Set all of the entries down again precisely as they are written.

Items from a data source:
=======
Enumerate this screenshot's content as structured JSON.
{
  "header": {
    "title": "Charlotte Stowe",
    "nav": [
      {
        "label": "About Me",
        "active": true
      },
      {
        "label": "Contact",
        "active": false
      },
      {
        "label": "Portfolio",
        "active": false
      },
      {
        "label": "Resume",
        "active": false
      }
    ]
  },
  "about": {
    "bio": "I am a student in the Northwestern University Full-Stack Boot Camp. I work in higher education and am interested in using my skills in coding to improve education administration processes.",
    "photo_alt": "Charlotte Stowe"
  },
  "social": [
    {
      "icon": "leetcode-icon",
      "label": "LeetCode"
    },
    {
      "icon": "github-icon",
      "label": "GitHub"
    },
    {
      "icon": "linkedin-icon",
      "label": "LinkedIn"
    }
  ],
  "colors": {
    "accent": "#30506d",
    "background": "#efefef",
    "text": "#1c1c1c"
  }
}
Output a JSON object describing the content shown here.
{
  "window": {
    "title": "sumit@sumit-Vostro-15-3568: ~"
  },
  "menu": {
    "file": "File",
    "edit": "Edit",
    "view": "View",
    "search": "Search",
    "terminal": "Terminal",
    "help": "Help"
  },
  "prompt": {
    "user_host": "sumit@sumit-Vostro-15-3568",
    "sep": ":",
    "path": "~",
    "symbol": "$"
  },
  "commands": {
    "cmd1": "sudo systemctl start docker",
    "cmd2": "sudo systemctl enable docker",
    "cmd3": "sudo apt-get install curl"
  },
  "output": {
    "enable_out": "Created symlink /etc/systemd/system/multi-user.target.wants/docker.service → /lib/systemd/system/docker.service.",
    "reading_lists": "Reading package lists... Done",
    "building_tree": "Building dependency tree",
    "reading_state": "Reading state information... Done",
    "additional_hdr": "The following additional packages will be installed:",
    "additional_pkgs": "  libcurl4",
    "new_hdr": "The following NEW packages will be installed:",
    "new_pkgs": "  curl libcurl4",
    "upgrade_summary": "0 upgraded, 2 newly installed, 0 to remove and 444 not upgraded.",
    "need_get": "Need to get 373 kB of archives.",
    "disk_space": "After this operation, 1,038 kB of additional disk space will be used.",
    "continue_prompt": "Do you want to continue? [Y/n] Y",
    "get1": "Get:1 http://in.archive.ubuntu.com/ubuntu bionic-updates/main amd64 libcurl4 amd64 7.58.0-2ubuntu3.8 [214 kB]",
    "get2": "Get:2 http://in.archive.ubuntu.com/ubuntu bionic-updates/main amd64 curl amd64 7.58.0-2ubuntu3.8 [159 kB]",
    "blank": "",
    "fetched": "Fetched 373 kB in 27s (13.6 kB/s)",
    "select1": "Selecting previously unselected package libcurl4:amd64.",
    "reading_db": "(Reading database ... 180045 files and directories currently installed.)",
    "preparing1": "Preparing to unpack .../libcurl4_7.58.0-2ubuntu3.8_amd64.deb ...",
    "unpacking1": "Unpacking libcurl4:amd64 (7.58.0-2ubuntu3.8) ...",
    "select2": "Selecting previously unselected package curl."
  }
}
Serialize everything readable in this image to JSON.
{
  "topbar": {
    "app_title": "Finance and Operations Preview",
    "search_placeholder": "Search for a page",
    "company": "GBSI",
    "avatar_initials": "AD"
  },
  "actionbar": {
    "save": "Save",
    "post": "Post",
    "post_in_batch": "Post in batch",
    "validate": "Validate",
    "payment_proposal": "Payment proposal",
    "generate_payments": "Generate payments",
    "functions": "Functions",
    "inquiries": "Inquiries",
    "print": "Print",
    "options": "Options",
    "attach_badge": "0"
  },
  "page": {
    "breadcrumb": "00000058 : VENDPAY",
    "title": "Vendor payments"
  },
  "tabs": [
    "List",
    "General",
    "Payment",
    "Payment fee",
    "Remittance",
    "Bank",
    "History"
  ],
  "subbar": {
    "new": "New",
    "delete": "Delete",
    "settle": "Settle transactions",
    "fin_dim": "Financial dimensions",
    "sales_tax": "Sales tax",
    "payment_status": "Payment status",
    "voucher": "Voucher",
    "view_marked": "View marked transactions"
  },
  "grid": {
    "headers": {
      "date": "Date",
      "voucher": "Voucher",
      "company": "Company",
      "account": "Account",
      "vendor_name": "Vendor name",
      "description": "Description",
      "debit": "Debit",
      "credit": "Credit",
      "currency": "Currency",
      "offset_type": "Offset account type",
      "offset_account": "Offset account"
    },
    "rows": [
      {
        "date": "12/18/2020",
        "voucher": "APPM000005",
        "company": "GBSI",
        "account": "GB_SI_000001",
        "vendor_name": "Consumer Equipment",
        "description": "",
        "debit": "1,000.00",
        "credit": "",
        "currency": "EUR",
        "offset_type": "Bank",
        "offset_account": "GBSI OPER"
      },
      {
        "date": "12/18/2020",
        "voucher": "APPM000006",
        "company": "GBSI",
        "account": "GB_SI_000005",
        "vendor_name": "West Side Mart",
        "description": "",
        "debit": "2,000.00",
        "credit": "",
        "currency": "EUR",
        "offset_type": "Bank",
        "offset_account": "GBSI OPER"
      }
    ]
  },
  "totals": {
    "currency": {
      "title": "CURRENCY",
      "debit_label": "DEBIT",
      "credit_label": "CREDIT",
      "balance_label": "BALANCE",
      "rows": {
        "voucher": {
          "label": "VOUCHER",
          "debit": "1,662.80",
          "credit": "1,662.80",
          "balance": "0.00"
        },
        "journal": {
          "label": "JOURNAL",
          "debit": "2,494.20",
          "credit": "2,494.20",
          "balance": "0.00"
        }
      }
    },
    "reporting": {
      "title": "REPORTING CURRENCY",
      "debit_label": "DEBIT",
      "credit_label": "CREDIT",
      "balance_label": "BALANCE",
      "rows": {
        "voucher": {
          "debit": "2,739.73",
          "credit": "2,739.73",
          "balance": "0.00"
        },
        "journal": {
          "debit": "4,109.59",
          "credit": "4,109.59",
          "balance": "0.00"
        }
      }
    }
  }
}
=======
RESPONSE ▸
Enumerate this screenshot's content as structured JSON.
{
  "header": {
    "title": "Charlotte Stowe",
    "nav": [
      {
        "label": "About Me",
        "active": true
      },
      {
        "label": "Contact",
        "active": false
      },
      {
        "label": "Portfolio",
        "active": false
      },
      {
        "label": "Resume",
        "active": false
      }
    ]
  },
  "about": {
    "bio": "I am a student in the Northwestern University Full-Stack Boot Camp. I work in higher education and am interested in using my skills in coding to improve education administration processes.",
    "photo_alt": "Charlotte Stowe"
  },
  "social": [
    {
      "icon": "leetcode-icon",
      "label": "LeetCode"
    },
    {
      "icon": "github-icon",
      "label": "GitHub"
    },
    {
      "icon": "linkedin-icon",
      "label": "LinkedIn"
    }
  ],
  "colors": {
    "accent": "#30506d",
    "background": "#efefef",
    "text": "#1c1c1c"
  }
}
Output a JSON object describing the content shown here.
{
  "window": {
    "title": "sumit@sumit-Vostro-15-3568: ~"
  },
  "menu": {
    "file": "File",
    "edit": "Edit",
    "view": "View",
    "search": "Search",
    "terminal": "Terminal",
    "help": "Help"
  },
  "prompt": {
    "user_host": "sumit@sumit-Vostro-15-3568",
    "sep": ":",
    "path": "~",
    "symbol": "$"
  },
  "commands": {
    "cmd1": "sudo systemctl start docker",
    "cmd2": "sudo systemctl enable docker",
    "cmd3": "sudo apt-get install curl"
  },
  "output": {
    "enable_out": "Created symlink /etc/systemd/system/multi-user.target.wants/docker.service → /lib/systemd/system/docker.service.",
    "reading_lists": "Reading package lists... Done",
    "building_tree": "Building dependency tree",
    "reading_state": "Reading state information... Done",
    "additional_hdr": "The following additional packages will be installed:",
    "additional_pkgs": "  libcurl4",
    "new_hdr": "The following NEW packages will be installed:",
    "new_pkgs": "  curl libcurl4",
    "upgrade_summary": "0 upgraded, 2 newly installed, 0 to remove and 444 not upgraded.",
    "need_get": "Need to get 373 kB of archives.",
    "disk_space": "After this operation, 1,038 kB of additional disk space will be used.",
    "continue_prompt": "Do you want to continue? [Y/n] Y",
    "get1": "Get:1 http://in.archive.ubuntu.com/ubuntu bionic-updates/main amd64 libcurl4 amd64 7.58.0-2ubuntu3.8 [214 kB]",
    "get2": "Get:2 http://in.archive.ubuntu.com/ubuntu bionic-updates/main amd64 curl amd64 7.58.0-2ubuntu3.8 [159 kB]",
    "blank": "",
    "fetched": "Fetched 373 kB in 27s (13.6 kB/s)",
    "select1": "Selecting previously unselected package libcurl4:amd64.",
    "reading_db": "(Reading database ... 180045 files and directories currently installed.)",
    "preparing1": "Preparing to unpack .../libcurl4_7.58.0-2ubuntu3.8_amd64.deb ...",
    "unpacking1": "Unpacking libcurl4:amd64 (7.58.0-2ubuntu3.8) ...",
    "select2": "Selecting previously unselected package curl."
  }
}
Serialize everything readable in this image to JSON.
{
  "topbar": {
    "app_title": "Finance and Operations Preview",
    "search_placeholder": "Search for a page",
    "company": "GBSI",
    "avatar_initials": "AD"
  },
  "actionbar": {
    "save": "Save",
    "post": "Post",
    "post_in_batch": "Post in batch",
    "validate": "Validate",
    "payment_proposal": "Payment proposal",
    "generate_payments": "Generate payments",
    "functions": "Functions",
    "inquiries": "Inquiries",
    "print": "Print",
    "options": "Options",
    "attach_badge": "0"
  },
  "page": {
    "breadcrumb": "00000058 : VENDPAY",
    "title": "Vendor payments"
  },
  "tabs": [
    "List",
    "General",
    "Payment",
    "Payment fee",
    "Remittance",
    "Bank",
    "History"
  ],
  "subbar": {
    "new": "New",
    "delete": "Delete",
    "settle": "Settle transactions",
    "fin_dim": "Financial dimensions",
    "sales_tax": "Sales tax",
    "payment_status": "Payment status",
    "voucher": "Voucher",
    "view_marked": "View marked transactions"
  },
  "grid": {
    "headers": {
      "date": "Date",
      "voucher": "Voucher",
      "company": "Company",
      "account": "Account",
      "vendor_name": "Vendor name",
      "description": "Description",
      "debit": "Debit",
      "credit": "Credit",
      "currency": "Currency",
      "offset_type": "Offset account type",
      "offset_account": "Offset account"
    },
    "rows": [
      {
        "date": "12/18/2020",
        "voucher": "APPM000005",
        "company": "GBSI",
        "account": "GB_SI_000001",
        "vendor_name": "Consumer Equipment",
        "description": "",
        "debit": "1,000.00",
        "credit": "",
        "currency": "EUR",
        "offset_type": "Bank",
        "offset_account": "GBSI OPER"
      },
      {
        "date": "12/18/2020",
        "voucher": "APPM000006",
        "company": "GBSI",
        "account": "GB_SI_000005",
        "vendor_name": "West Side Mart",
        "description": "",
        "debit": "2,000.00",
        "credit": "",
        "currency": "EUR",
        "offset_type": "Bank",
        "offset_account": "GBSI OPER"
      }
    ]
  },
  "totals": {
    "currency": {
      "title": "CURRENCY",
      "debit_label": "DEBIT",
      "credit_label": "CREDIT",
      "balance_label": "BALANCE",
      "rows": {
        "voucher": {
          "label": "VOUCHER",
          "debit": "1,662.80",
          "credit": "1,662.80",
          "balance": "0.00"
        },
        "journal": {
          "label": "JOURNAL",
          "debit": "2,494.20",
          "credit": "2,494.20",
          "balance": "0.00"
        }
      }
    },
    "reporting": {
      "title": "REPORTING CURRENCY",
      "debit_label": "DEBIT",
      "credit_label": "CREDIT",
      "balance_label": "BALANCE",
      "rows": {
        "voucher": {
          "debit": "2,739.73",
          "credit": "2,739.73",
          "balance": "0.00"
        },
        "journal": {
          "debit": "4,109.59",
          "credit": "4,109.59",
          "balance": "0.00"
        }
      }
    }
  }
}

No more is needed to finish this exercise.